A Format for Selecting Vocabulary for the Nonspeaking Child A format was developed to help the parents, teachers, and others become sensitive to the specific vocabulary needs of the nonspeaking child. Out of this awareness came an ability to identify the existing words in the child's vocabulary pool. This pool became the source of words for later representation in ... Research Article
Research Article  |   October 01, 1981
A Format for Selecting Vocabulary for the Nonspeaking Child
 
Author Notes
  • Faith Carlson is a Speech-Language Pathologist at the Meyer Children's Rehabilitation Institute, Omaha, Nebraska. She is Assistant Professor, Division of Audiology and Speech-Language Pathology, University of Nebraska Medical Center.
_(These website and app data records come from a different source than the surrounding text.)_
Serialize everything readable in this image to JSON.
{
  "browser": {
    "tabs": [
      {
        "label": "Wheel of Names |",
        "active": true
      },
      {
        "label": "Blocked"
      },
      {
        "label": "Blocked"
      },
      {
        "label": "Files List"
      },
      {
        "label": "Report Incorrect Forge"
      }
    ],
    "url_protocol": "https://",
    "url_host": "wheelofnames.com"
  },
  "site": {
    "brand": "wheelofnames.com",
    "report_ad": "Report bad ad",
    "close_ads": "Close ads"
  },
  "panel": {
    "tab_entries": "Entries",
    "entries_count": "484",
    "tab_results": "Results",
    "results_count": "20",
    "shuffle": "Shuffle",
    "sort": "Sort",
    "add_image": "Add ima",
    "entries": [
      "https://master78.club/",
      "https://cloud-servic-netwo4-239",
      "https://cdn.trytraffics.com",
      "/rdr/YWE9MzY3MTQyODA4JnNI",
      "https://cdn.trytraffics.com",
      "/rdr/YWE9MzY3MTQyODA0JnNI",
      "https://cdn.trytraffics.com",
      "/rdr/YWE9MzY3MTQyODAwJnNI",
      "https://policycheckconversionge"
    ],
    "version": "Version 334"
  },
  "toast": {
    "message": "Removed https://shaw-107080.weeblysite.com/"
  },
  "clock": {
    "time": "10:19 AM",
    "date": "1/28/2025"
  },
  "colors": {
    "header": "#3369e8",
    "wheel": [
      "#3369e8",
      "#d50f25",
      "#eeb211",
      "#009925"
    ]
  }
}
Send reprint requests to her at Meyer Children's Rehabilitation Institute, 444 South 44th Street,. Omaha, Nebraska 68131.
    Faith Carlson is a Speech-Language Pathologist at the Meyer Children's Rehabilitation Institute, Omaha, Nebraska. She is Assistant Professor, Division of Audiology and Speech-Language Pathology, University of Nebraska Medical Center. Send reprint requests to her at Meyer Children's Rehabilitation Institute, 444 South 44th Street,. Omaha, Nebraska 68131.×
Article Information
Research Articles
Research Article   |   October 01, 1981
A Format for Selecting Vocabulary for the Nonspeaking Child
Language, Speech, and Hearing Services in Schools, October 1981, Vol. 12, 240-245. doi:10.1044/0161-1461.1204.240
History: Received March 3, 1980 , Accepted July 18, 1980
 
Language, Speech, and Hearing Services in Schools, October 1981, Vol. 12, 240-245. doi:10.1044/0161-1461.1204.240
History: Received March 3, 1980; Accepted July 18, 1980

A format was developed to help the parents, teachers, and others become sensitive to the specific vocabulary needs of the nonspeaking child. Out of this awareness came an ability to identify the existing words in the child's vocabulary pool. This pool became the source of words for later representation in the child's nonspeech lexicon and also served as a source for the adult to model communication in the child's symbol system. The opportunity for nonspeech language interaction and creative vocabulary selection was provided which more closely paralleled that which occurs in the normal development of speech as language symbols.

Order a Subscription
Pay Per View
Entire Language, Speech, and Hearing Services in Schools content & archive
24-hour access
This Article
24-hour access